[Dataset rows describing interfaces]

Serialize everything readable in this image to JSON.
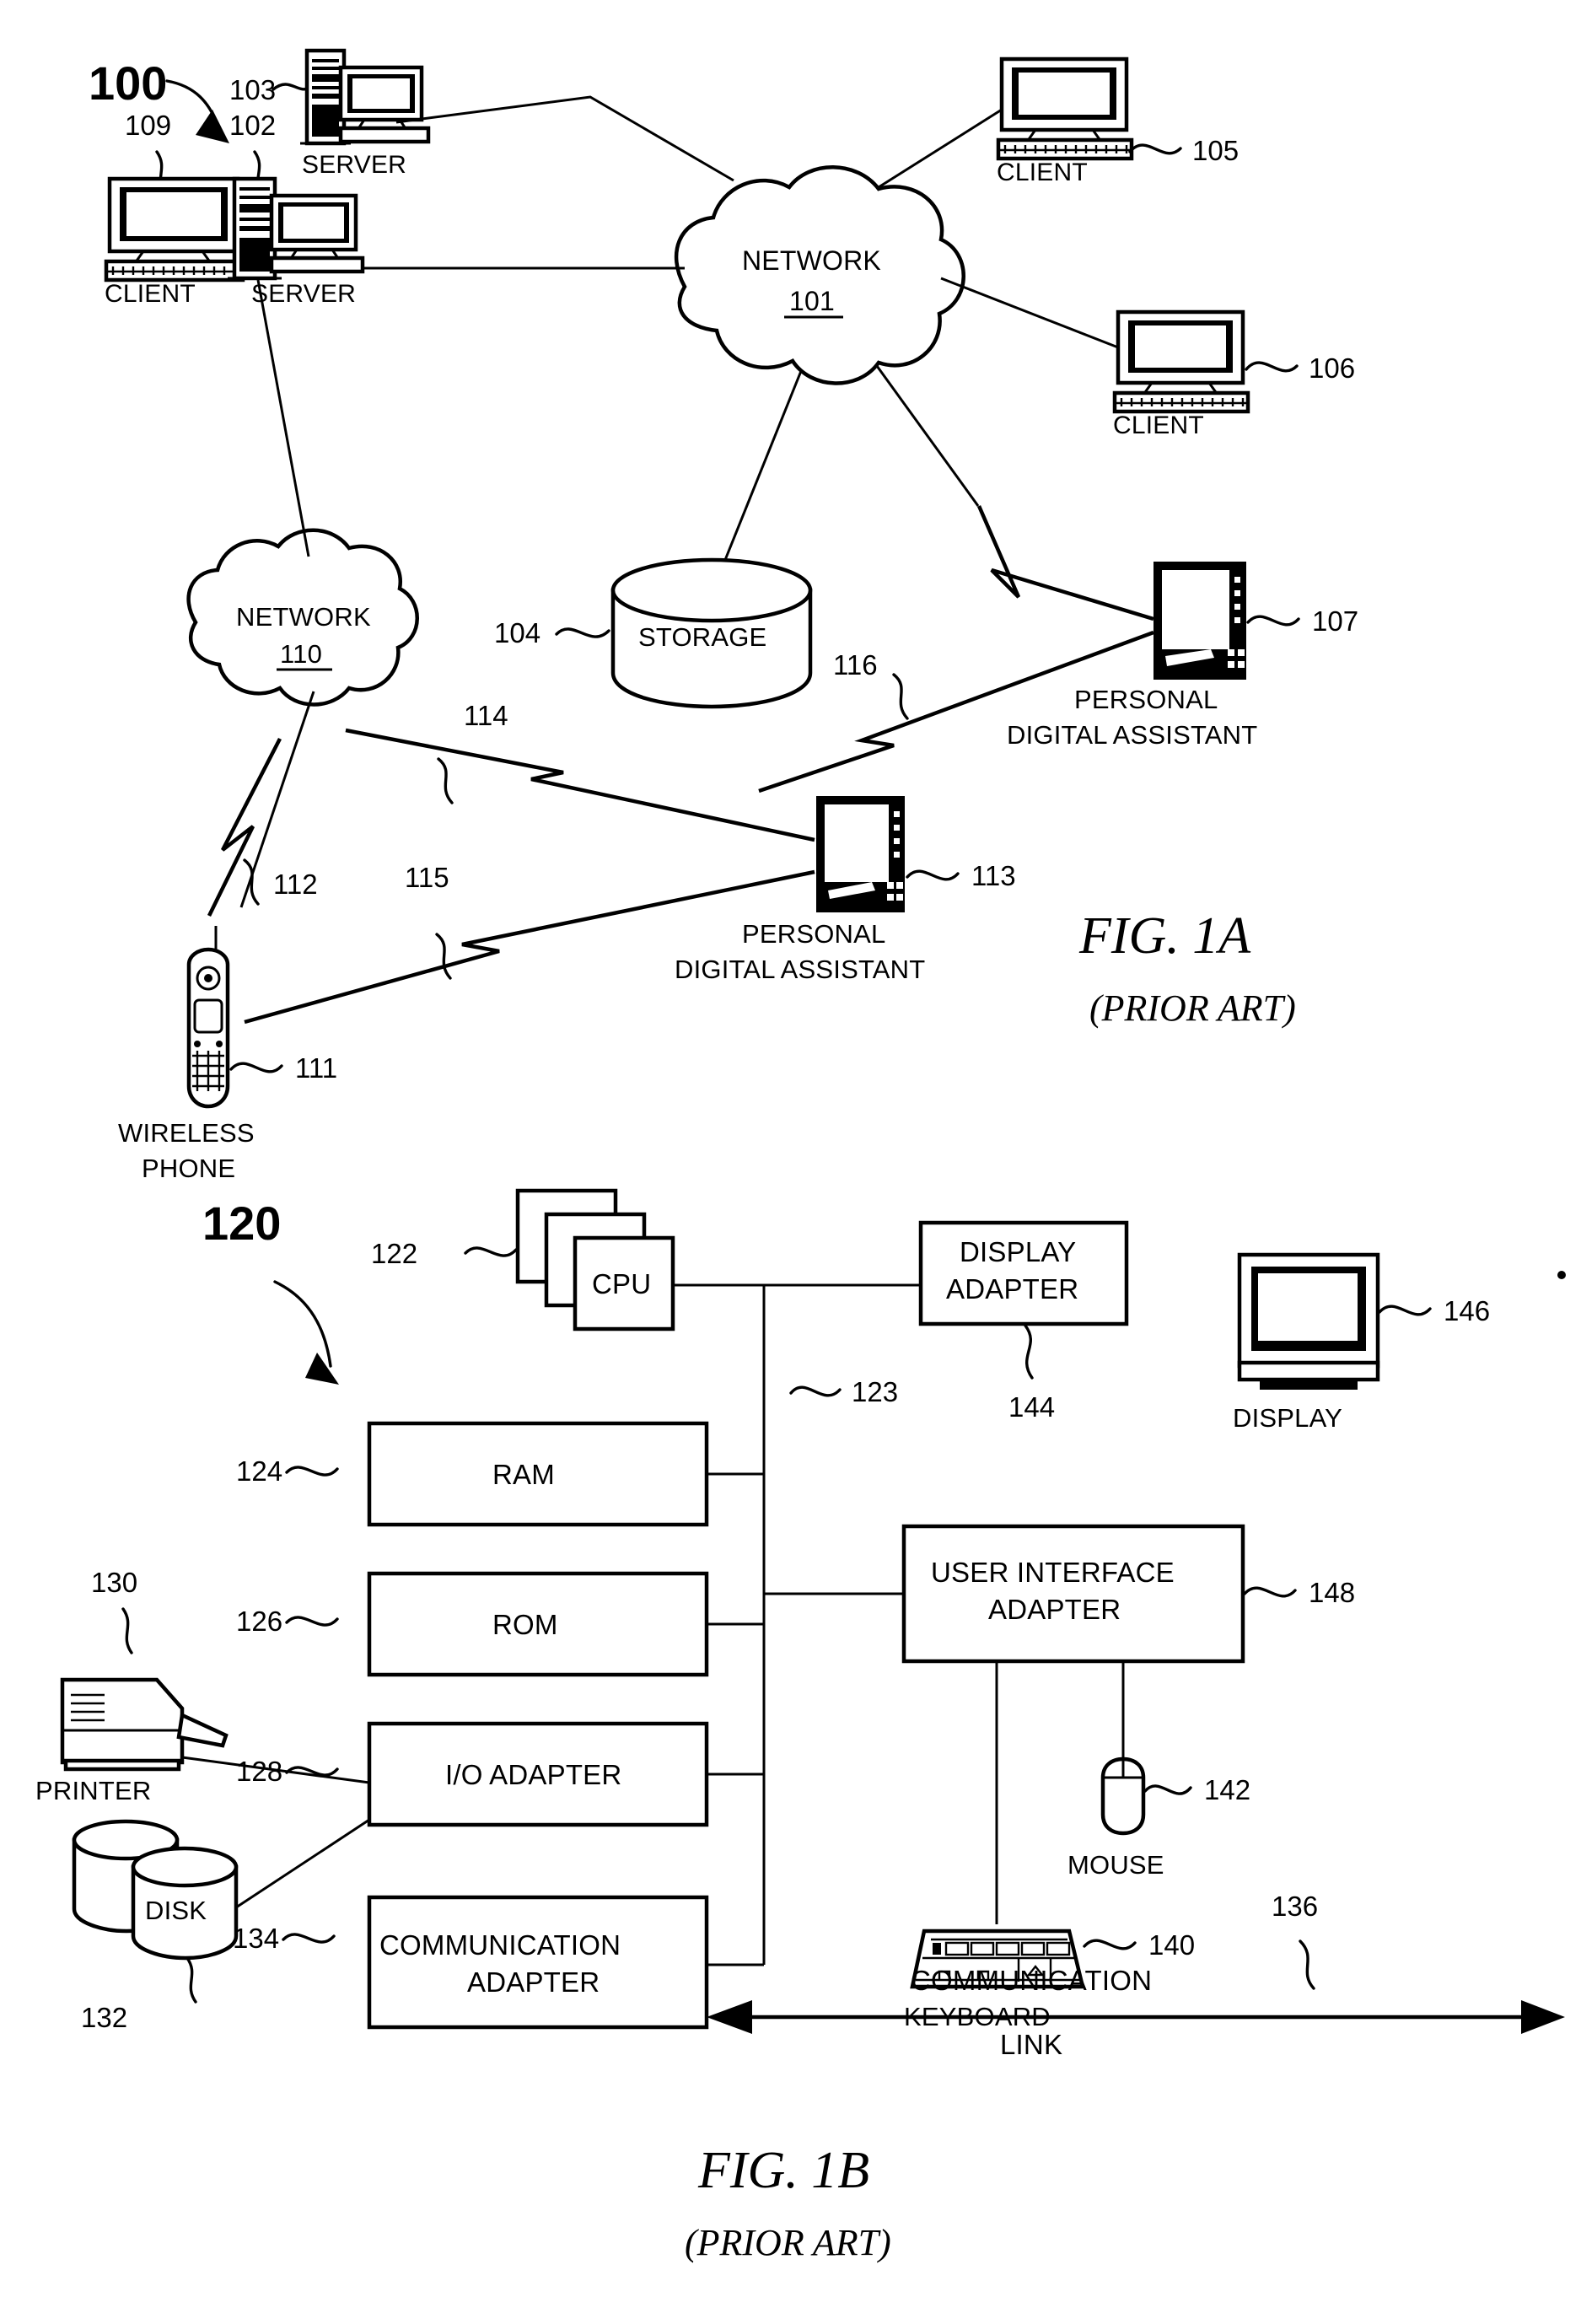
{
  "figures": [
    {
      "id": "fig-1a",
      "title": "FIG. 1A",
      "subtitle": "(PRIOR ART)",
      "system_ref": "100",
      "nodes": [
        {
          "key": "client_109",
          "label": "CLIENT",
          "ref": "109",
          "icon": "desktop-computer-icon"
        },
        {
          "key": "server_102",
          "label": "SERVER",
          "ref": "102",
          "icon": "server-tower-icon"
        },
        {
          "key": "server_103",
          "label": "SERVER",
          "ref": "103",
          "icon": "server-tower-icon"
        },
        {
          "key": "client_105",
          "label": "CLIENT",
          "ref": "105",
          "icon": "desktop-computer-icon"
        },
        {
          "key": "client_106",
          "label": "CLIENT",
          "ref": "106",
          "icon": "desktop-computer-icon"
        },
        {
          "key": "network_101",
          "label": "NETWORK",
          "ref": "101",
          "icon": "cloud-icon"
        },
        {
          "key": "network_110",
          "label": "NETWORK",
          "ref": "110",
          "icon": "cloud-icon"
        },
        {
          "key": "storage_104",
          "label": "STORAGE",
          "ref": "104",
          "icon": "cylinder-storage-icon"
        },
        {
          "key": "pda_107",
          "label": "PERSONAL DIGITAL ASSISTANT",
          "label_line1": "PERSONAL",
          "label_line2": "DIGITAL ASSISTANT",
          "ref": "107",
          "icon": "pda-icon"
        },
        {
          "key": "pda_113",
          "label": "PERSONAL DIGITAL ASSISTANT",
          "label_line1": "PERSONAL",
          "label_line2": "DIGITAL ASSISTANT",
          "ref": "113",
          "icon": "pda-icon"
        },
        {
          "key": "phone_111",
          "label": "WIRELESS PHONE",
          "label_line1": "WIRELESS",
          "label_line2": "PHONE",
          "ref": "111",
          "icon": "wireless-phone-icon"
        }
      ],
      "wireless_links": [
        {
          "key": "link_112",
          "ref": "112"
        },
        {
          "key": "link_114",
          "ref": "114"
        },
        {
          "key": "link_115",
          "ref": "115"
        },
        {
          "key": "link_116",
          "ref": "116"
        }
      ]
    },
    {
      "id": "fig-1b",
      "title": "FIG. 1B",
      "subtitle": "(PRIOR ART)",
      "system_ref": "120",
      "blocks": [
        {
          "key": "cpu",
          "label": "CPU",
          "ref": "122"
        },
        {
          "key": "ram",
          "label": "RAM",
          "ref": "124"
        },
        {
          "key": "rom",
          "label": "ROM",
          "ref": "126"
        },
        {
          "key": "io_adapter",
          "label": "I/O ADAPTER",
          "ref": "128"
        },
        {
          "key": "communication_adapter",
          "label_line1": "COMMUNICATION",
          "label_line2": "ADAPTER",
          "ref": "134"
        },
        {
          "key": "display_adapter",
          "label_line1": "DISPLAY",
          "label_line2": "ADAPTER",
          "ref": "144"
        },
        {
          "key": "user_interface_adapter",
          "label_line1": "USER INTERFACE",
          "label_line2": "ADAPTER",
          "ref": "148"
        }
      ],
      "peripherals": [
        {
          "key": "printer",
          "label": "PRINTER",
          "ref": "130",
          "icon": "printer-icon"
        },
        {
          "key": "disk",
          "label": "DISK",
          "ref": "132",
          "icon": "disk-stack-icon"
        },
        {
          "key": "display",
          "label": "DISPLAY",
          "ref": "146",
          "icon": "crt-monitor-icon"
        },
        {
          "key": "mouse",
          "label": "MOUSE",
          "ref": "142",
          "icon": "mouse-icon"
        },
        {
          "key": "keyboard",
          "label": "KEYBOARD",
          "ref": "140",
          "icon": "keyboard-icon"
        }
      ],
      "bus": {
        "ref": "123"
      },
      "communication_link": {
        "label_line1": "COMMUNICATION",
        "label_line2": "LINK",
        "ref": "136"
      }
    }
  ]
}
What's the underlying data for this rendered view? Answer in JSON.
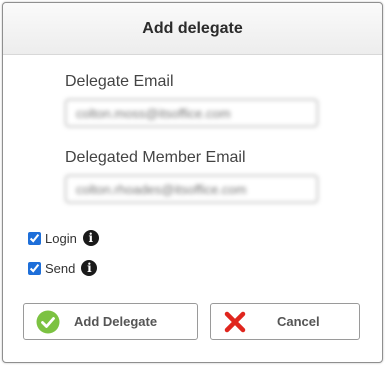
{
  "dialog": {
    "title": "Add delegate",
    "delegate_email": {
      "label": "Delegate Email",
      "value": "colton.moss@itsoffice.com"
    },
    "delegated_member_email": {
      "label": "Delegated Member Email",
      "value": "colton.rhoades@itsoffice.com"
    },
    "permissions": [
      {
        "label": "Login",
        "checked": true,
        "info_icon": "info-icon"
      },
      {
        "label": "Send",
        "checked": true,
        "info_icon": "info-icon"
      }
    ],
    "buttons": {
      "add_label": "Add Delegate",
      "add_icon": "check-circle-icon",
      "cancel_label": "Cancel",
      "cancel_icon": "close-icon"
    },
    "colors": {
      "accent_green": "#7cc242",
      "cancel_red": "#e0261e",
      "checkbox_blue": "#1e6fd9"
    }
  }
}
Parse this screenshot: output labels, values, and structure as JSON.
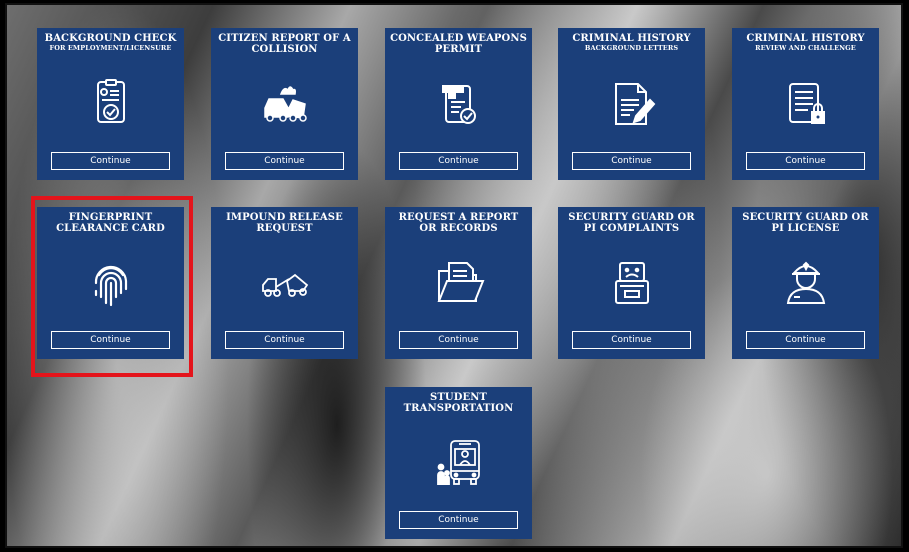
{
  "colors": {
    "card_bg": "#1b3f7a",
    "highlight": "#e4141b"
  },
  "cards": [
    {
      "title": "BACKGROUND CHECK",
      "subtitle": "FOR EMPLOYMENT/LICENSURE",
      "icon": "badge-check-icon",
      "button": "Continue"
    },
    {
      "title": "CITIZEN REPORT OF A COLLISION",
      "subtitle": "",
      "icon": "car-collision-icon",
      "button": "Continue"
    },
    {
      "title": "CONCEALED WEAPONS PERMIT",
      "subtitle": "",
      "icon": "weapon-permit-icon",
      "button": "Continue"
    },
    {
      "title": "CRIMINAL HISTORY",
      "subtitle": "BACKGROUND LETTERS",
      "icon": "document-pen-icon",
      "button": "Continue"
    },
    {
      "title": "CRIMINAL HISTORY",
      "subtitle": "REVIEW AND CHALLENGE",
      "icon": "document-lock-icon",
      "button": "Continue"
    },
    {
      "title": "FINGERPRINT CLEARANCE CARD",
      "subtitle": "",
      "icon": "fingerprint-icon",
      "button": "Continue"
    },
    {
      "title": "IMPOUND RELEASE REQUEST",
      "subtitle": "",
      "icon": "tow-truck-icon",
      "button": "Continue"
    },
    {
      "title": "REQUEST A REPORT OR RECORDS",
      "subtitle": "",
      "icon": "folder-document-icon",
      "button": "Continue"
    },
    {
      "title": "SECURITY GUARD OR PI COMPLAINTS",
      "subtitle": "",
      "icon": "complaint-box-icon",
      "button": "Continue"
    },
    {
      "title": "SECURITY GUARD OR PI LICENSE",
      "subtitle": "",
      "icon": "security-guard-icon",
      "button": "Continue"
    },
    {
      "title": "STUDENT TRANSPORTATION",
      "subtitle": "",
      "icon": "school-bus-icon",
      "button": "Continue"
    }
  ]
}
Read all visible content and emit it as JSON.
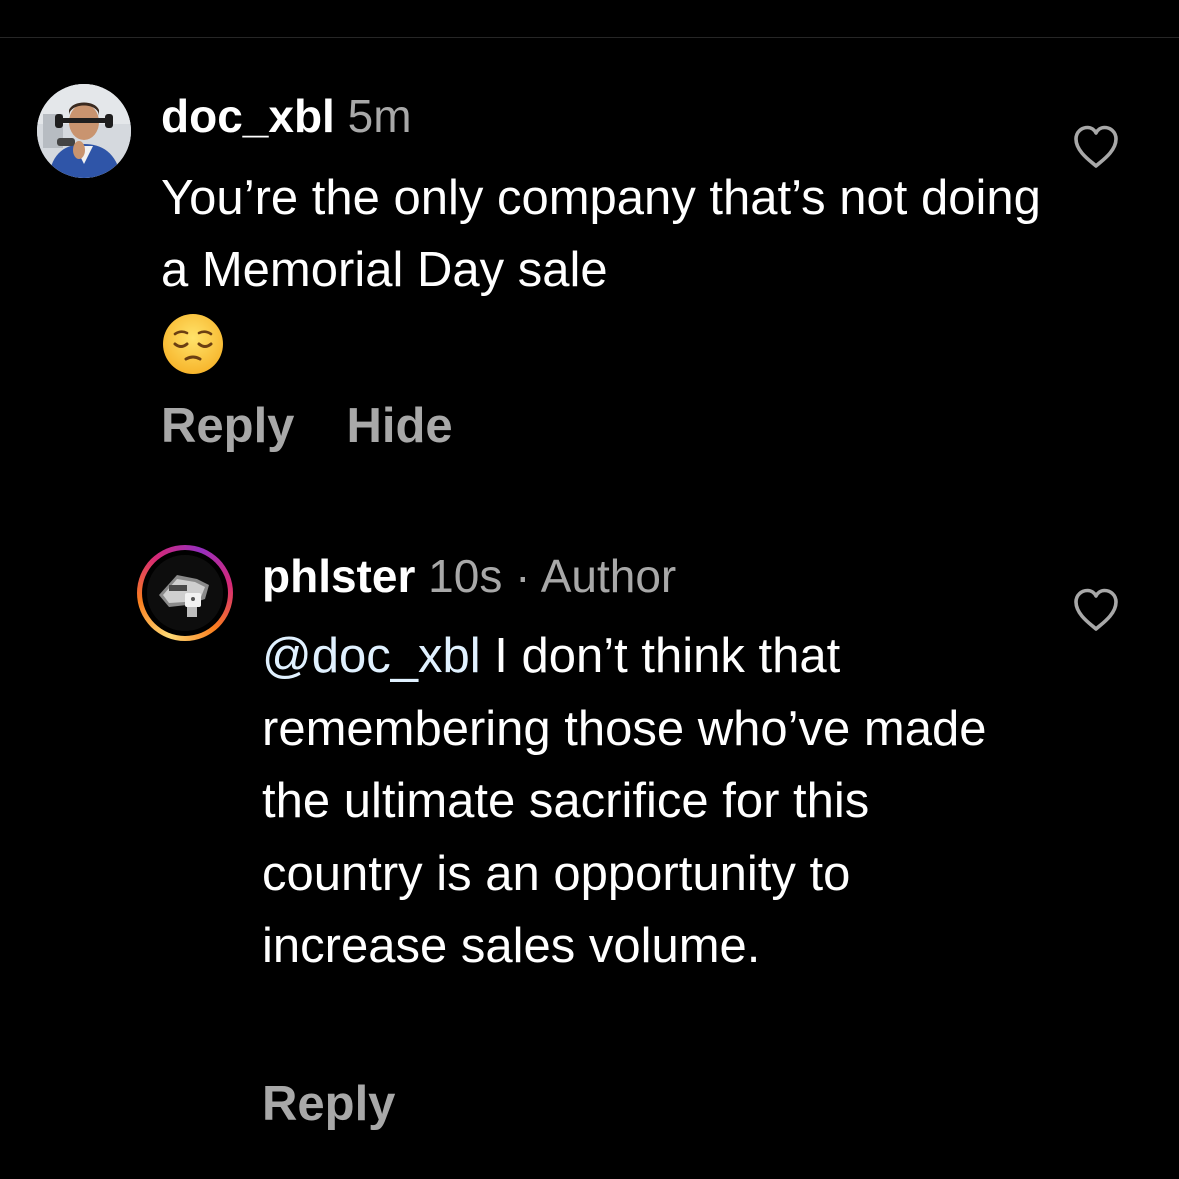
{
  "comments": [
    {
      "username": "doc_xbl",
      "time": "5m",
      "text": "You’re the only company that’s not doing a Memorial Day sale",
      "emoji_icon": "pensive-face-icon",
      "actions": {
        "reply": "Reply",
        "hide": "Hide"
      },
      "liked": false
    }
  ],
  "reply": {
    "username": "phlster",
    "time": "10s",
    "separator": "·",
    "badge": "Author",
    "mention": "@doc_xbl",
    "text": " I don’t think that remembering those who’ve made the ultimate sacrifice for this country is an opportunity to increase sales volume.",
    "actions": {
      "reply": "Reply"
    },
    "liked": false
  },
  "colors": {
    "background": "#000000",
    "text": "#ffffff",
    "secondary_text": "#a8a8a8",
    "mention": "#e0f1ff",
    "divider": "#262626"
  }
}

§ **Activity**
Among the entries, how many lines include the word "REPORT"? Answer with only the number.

§ **Answer box**
2